Jackie & Ari 1974
Ari had already wormed his way into the Kennedy family by sleeping with Jackie’s sister Lee Radziwill. When Jackie lost her baby in August 1963, it was Onassis who convinced her to come to Scorpios to recover. Three months later her husband Jack was assassinated. Eventually, Jackie and Ari would marry. Much of this was already known to the countess, but Onassis’s next statement was not: ‘You know, Helene’, he said quietly. ‘I put up the money for Bobby Kennedy’s assassination.’ There are those who feel there are connections between the shootings of JFK, RFK, Martin Luther King and George Wallace. Maybe so. Nothing much surprises me in the world of power politics anymore.
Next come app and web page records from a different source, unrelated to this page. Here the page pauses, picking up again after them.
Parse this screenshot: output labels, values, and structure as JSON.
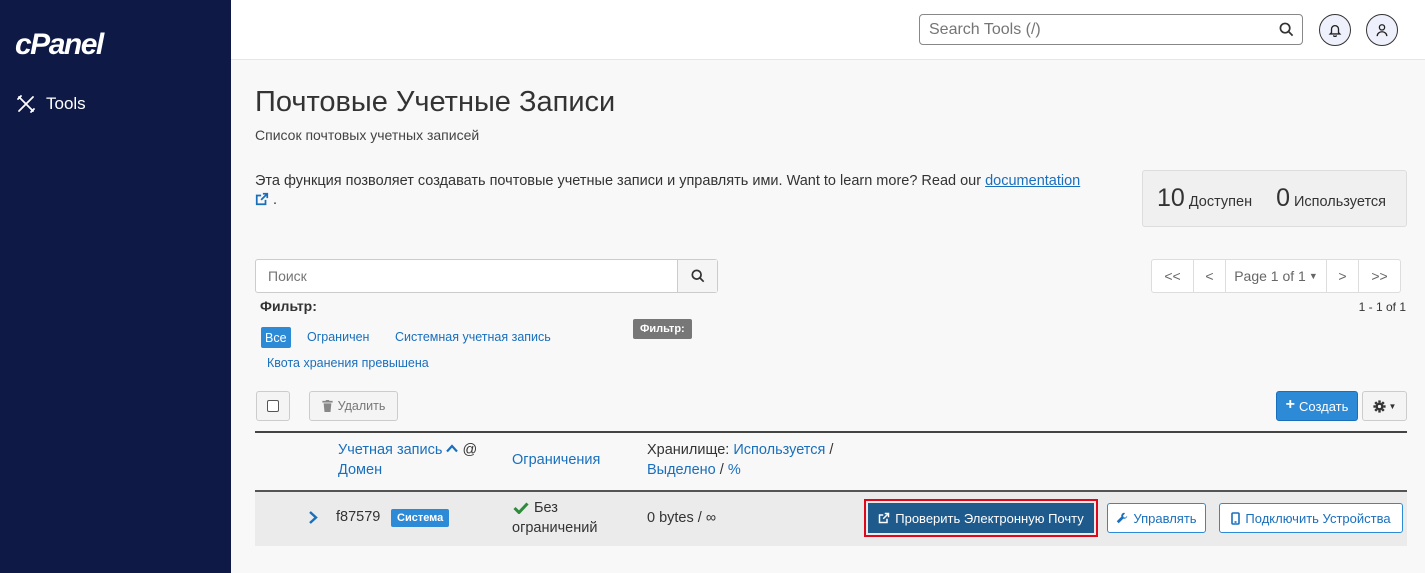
{
  "sidebar": {
    "logo": "cPanel",
    "tools_label": "Tools"
  },
  "header": {
    "search_placeholder": "Search Tools (/)"
  },
  "page": {
    "title": "Почтовые Учетные Записи",
    "subtitle": "Список почтовых учетных записей",
    "description": "Эта функция позволяет создавать почтовые учетные записи и управлять ими. Want to learn more? Read our ",
    "doc_link": "documentation",
    "doc_suffix": " ."
  },
  "stats": {
    "available_num": "10",
    "available_label": "Доступен",
    "used_num": "0",
    "used_label": "Используется"
  },
  "search": {
    "placeholder": "Поиск"
  },
  "pager": {
    "first": "<<",
    "prev": "<",
    "page": "Page 1 of 1",
    "next": ">",
    "last": ">>",
    "range": "1 - 1 of 1"
  },
  "filter": {
    "label": "Фильтр:",
    "tooltip": "Фильтр:",
    "all": "Все",
    "restricted": "Ограничен",
    "system": "Системная учетная запись",
    "quota": "Квота хранения превышена"
  },
  "actions": {
    "delete": "Удалить",
    "create": "Создать"
  },
  "table": {
    "col_account": "Учетная запись",
    "col_at": "@",
    "col_domain": "Домен",
    "col_limits": "Ограничения",
    "col_storage_prefix": "Хранилище:",
    "col_storage_used": "Используется",
    "col_slash": "/",
    "col_storage_alloc": "Выделено",
    "col_pct": "%",
    "rows": [
      {
        "account": "f87579",
        "badge": "Система",
        "limits_line1": "Без",
        "limits_line2": "ограничений",
        "storage": "0 bytes / ∞",
        "btn_check": "Проверить Электронную Почту",
        "btn_manage": "Управлять",
        "btn_devices": "Подключить Устройства"
      }
    ]
  },
  "colors": {
    "sidebar": "#0e1a45",
    "accent": "#2d8ad6",
    "highlight": "#e0061b"
  }
}
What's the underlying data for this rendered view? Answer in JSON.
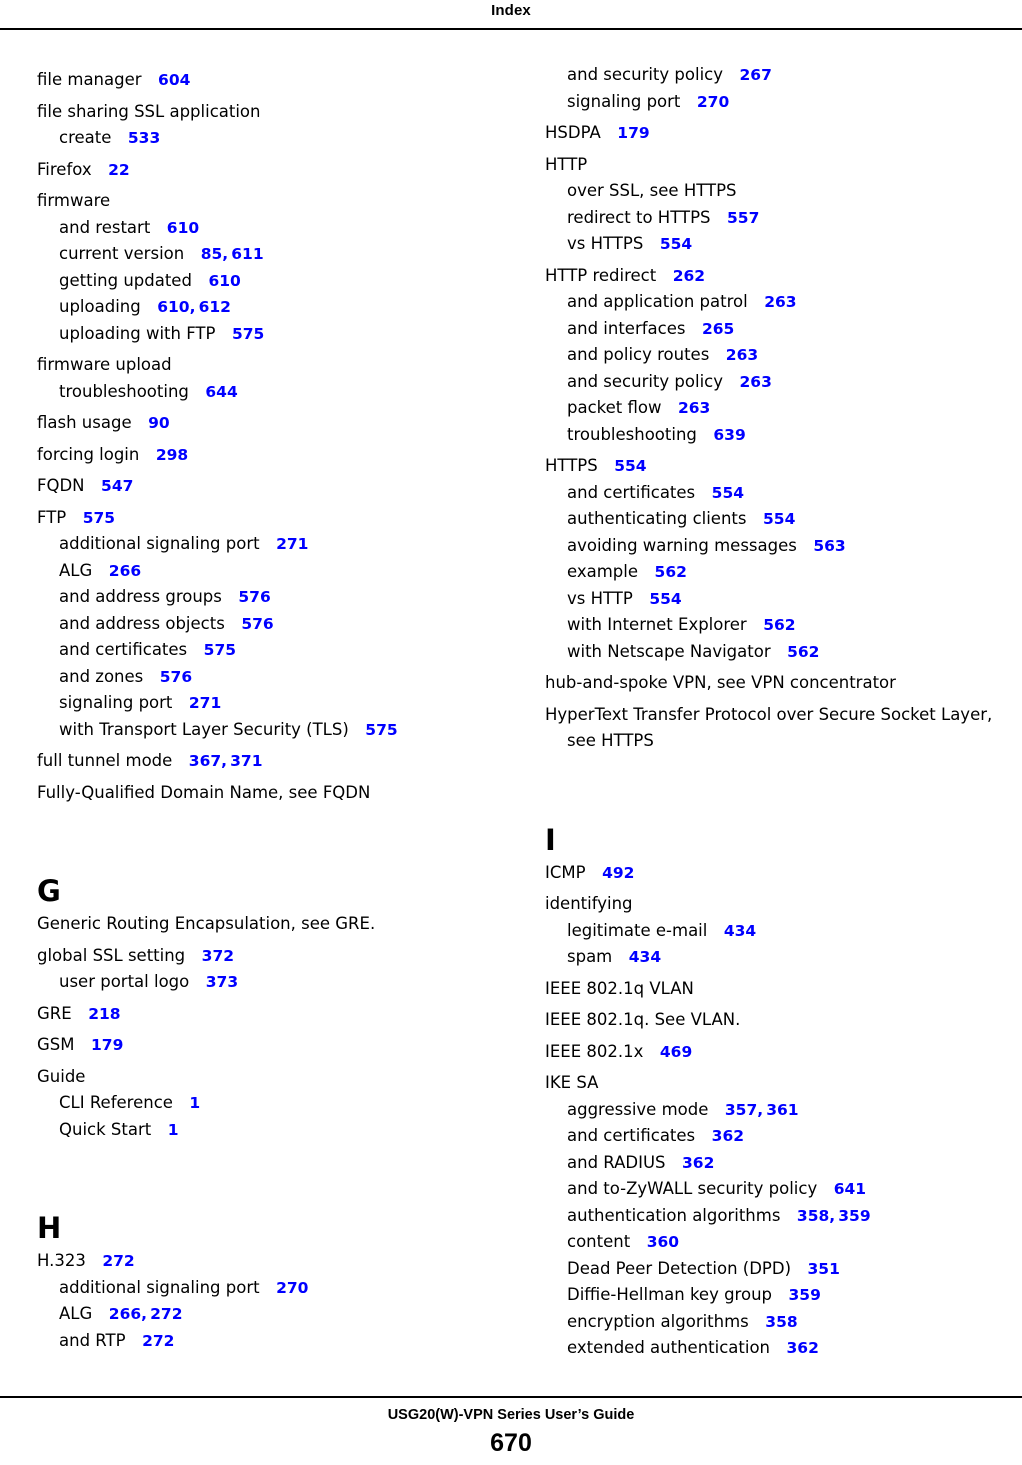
{
  "header": {
    "title": "Index"
  },
  "footer": {
    "guide_title": "USG20(W)-VPN Series User’s Guide",
    "page_number": "670"
  },
  "colors": {
    "page_ref": "#0000ff",
    "text": "#000000",
    "background": "#ffffff"
  },
  "columns": [
    {
      "name": "left-column",
      "blocks": [
        {
          "letter": null,
          "entries": [
            {
              "level": 0,
              "label": "file manager",
              "refs": [
                "604"
              ]
            },
            {
              "level": 0,
              "label": "file sharing SSL application",
              "refs": []
            },
            {
              "level": 1,
              "label": "create",
              "refs": [
                "533"
              ]
            },
            {
              "level": 0,
              "label": "Firefox",
              "refs": [
                "22"
              ]
            },
            {
              "level": 0,
              "label": "firmware",
              "refs": []
            },
            {
              "level": 1,
              "label": "and restart",
              "refs": [
                "610"
              ]
            },
            {
              "level": 1,
              "label": "current version",
              "refs": [
                "85",
                "611"
              ]
            },
            {
              "level": 1,
              "label": "getting updated",
              "refs": [
                "610"
              ]
            },
            {
              "level": 1,
              "label": "uploading",
              "refs": [
                "610",
                "612"
              ]
            },
            {
              "level": 1,
              "label": "uploading with FTP",
              "refs": [
                "575"
              ]
            },
            {
              "level": 0,
              "label": "firmware upload",
              "refs": []
            },
            {
              "level": 1,
              "label": "troubleshooting",
              "refs": [
                "644"
              ]
            },
            {
              "level": 0,
              "label": "flash usage",
              "refs": [
                "90"
              ]
            },
            {
              "level": 0,
              "label": "forcing login",
              "refs": [
                "298"
              ]
            },
            {
              "level": 0,
              "label": "FQDN",
              "refs": [
                "547"
              ]
            },
            {
              "level": 0,
              "label": "FTP",
              "refs": [
                "575"
              ]
            },
            {
              "level": 1,
              "label": "additional signaling port",
              "refs": [
                "271"
              ]
            },
            {
              "level": 1,
              "label": "ALG",
              "refs": [
                "266"
              ]
            },
            {
              "level": 1,
              "label": "and address groups",
              "refs": [
                "576"
              ]
            },
            {
              "level": 1,
              "label": "and address objects",
              "refs": [
                "576"
              ]
            },
            {
              "level": 1,
              "label": "and certificates",
              "refs": [
                "575"
              ]
            },
            {
              "level": 1,
              "label": "and zones",
              "refs": [
                "576"
              ]
            },
            {
              "level": 1,
              "label": "signaling port",
              "refs": [
                "271"
              ]
            },
            {
              "level": 1,
              "label": "with Transport Layer Security (TLS)",
              "refs": [
                "575"
              ]
            },
            {
              "level": 0,
              "label": "full tunnel mode",
              "refs": [
                "367",
                "371"
              ]
            },
            {
              "level": 0,
              "label": "Fully-Qualified Domain Name, see FQDN",
              "refs": []
            }
          ]
        },
        {
          "letter": "G",
          "entries": [
            {
              "level": 0,
              "label": "Generic Routing Encapsulation, see GRE.",
              "refs": []
            },
            {
              "level": 0,
              "label": "global SSL setting",
              "refs": [
                "372"
              ]
            },
            {
              "level": 1,
              "label": "user portal logo",
              "refs": [
                "373"
              ]
            },
            {
              "level": 0,
              "label": "GRE",
              "refs": [
                "218"
              ]
            },
            {
              "level": 0,
              "label": "GSM",
              "refs": [
                "179"
              ]
            },
            {
              "level": 0,
              "label": "Guide",
              "refs": []
            },
            {
              "level": 1,
              "label": "CLI Reference",
              "refs": [
                "1"
              ]
            },
            {
              "level": 1,
              "label": "Quick Start",
              "refs": [
                "1"
              ]
            }
          ]
        },
        {
          "letter": "H",
          "entries": [
            {
              "level": 0,
              "label": "H.323",
              "refs": [
                "272"
              ]
            },
            {
              "level": 1,
              "label": "additional signaling port",
              "refs": [
                "270"
              ]
            },
            {
              "level": 1,
              "label": "ALG",
              "refs": [
                "266",
                "272"
              ]
            },
            {
              "level": 1,
              "label": "and RTP",
              "refs": [
                "272"
              ]
            }
          ]
        }
      ]
    },
    {
      "name": "right-column",
      "blocks": [
        {
          "letter": null,
          "entries": [
            {
              "level": 1,
              "label": "and security policy",
              "refs": [
                "267"
              ]
            },
            {
              "level": 1,
              "label": "signaling port",
              "refs": [
                "270"
              ]
            },
            {
              "level": 0,
              "label": "HSDPA",
              "refs": [
                "179"
              ]
            },
            {
              "level": 0,
              "label": "HTTP",
              "refs": []
            },
            {
              "level": 1,
              "label": "over SSL, see HTTPS",
              "refs": []
            },
            {
              "level": 1,
              "label": "redirect to HTTPS",
              "refs": [
                "557"
              ]
            },
            {
              "level": 1,
              "label": "vs HTTPS",
              "refs": [
                "554"
              ]
            },
            {
              "level": 0,
              "label": "HTTP redirect",
              "refs": [
                "262"
              ]
            },
            {
              "level": 1,
              "label": "and application patrol",
              "refs": [
                "263"
              ]
            },
            {
              "level": 1,
              "label": "and interfaces",
              "refs": [
                "265"
              ]
            },
            {
              "level": 1,
              "label": "and policy routes",
              "refs": [
                "263"
              ]
            },
            {
              "level": 1,
              "label": "and security policy",
              "refs": [
                "263"
              ]
            },
            {
              "level": 1,
              "label": "packet flow",
              "refs": [
                "263"
              ]
            },
            {
              "level": 1,
              "label": "troubleshooting",
              "refs": [
                "639"
              ]
            },
            {
              "level": 0,
              "label": "HTTPS",
              "refs": [
                "554"
              ]
            },
            {
              "level": 1,
              "label": "and certificates",
              "refs": [
                "554"
              ]
            },
            {
              "level": 1,
              "label": "authenticating clients",
              "refs": [
                "554"
              ]
            },
            {
              "level": 1,
              "label": "avoiding warning messages",
              "refs": [
                "563"
              ]
            },
            {
              "level": 1,
              "label": "example",
              "refs": [
                "562"
              ]
            },
            {
              "level": 1,
              "label": "vs HTTP",
              "refs": [
                "554"
              ]
            },
            {
              "level": 1,
              "label": "with Internet Explorer",
              "refs": [
                "562"
              ]
            },
            {
              "level": 1,
              "label": "with Netscape Navigator",
              "refs": [
                "562"
              ]
            },
            {
              "level": 0,
              "label": "hub-and-spoke VPN, see VPN concentrator",
              "refs": []
            },
            {
              "level": 0,
              "label": "HyperText Transfer Protocol over Secure Socket Layer, see HTTPS",
              "refs": []
            }
          ]
        },
        {
          "letter": "I",
          "entries": [
            {
              "level": 0,
              "label": "ICMP",
              "refs": [
                "492"
              ]
            },
            {
              "level": 0,
              "label": "identifying",
              "refs": []
            },
            {
              "level": 1,
              "label": "legitimate e-mail",
              "refs": [
                "434"
              ]
            },
            {
              "level": 1,
              "label": "spam",
              "refs": [
                "434"
              ]
            },
            {
              "level": 0,
              "label": "IEEE 802.1q VLAN",
              "refs": []
            },
            {
              "level": 0,
              "label": "IEEE 802.1q. See VLAN.",
              "refs": []
            },
            {
              "level": 0,
              "label": "IEEE 802.1x",
              "refs": [
                "469"
              ]
            },
            {
              "level": 0,
              "label": "IKE SA",
              "refs": []
            },
            {
              "level": 1,
              "label": "aggressive mode",
              "refs": [
                "357",
                "361"
              ]
            },
            {
              "level": 1,
              "label": "and certificates",
              "refs": [
                "362"
              ]
            },
            {
              "level": 1,
              "label": "and RADIUS",
              "refs": [
                "362"
              ]
            },
            {
              "level": 1,
              "label": "and to-ZyWALL security policy",
              "refs": [
                "641"
              ]
            },
            {
              "level": 1,
              "label": "authentication algorithms",
              "refs": [
                "358",
                "359"
              ]
            },
            {
              "level": 1,
              "label": "content",
              "refs": [
                "360"
              ]
            },
            {
              "level": 1,
              "label": "Dead Peer Detection (DPD)",
              "refs": [
                "351"
              ]
            },
            {
              "level": 1,
              "label": "Diffie-Hellman key group",
              "refs": [
                "359"
              ]
            },
            {
              "level": 1,
              "label": "encryption algorithms",
              "refs": [
                "358"
              ]
            },
            {
              "level": 1,
              "label": "extended authentication",
              "refs": [
                "362"
              ]
            }
          ]
        }
      ]
    }
  ]
}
This now classical film noir was produced by the newly formed Hecht-Hill-Lancaster Productions. Burt Lancaster, his agent Harold Hecht and James Hill signed important players and obtained top scripts to produce for their company. In 1957 they announced their intention to make 10 films worth $14 million in 1958.
Curtis & Lancaster at their finest Walter Winchell
Alexander Mackendrick was chosen to direct Sweet Smell of Success, a story based on a novelette by Ernest Lehman. The role of J.J.Hunsecker, played by Lancaster, was based on New York columnist Walter Winchell. As filming progressed Lancaster’s intimidation of several people on set, Mackendrick and composer Elmer Bernstein among them, genuinely frightened them. ‘Burt was really scary’, said Bernstein. ‘He was a dangerous guy. He had a short fuse.’ The director cleverly capitalized on Burt’s menacing persona, suggesting he wear his browline glasses to enhance his ‘scholarly brute’ image, and then rubbed Vaseline on the lenses, giving him a permanently blank gaze. It was most effective.
Martin Milner as Steve Dallas Emile Meyer as Lt. Harry Kello
Tony Curtis really wanted the role of the sycophant Sidney Falco, even though his studio (Universal) thought such a negative role might ruin his career. He was sick of playing pretty boy roles anyway. He wanted to improve as an actor and this role would prove to be the best performance of his life. Robert Vaughn was all set to play Steve Dallas, but his call-up for National Service in the army saw him replaced at the last minute by Martin Milner. The narc in the picture was named Lt. Harry Kello and played by Emile Meyer. He was based on NYPD detective Eddie Egan, the man whom Gene Hackmam would immortalize as ‘Popeye’ Doyle in The French Connection in 1971.
Surprisingly, the movie failed at the box-office and Lancaster blamed Lehman, claiming that his withdrawing from the picture through illness somehow damaged the picture. In fact, Burt confronted the man in front of the cast and threatened to physically assault him. Lehman stood his ground. ‘Go ahead’, he said. ‘I need the money.’ Lancaster backed down. Over the years Sweet Smell of Success has gradually attained cult status, and rightly so, for it is a brilliant example of the film noir, beautifully scripted with rich characters portrayed by actors who know their stuff.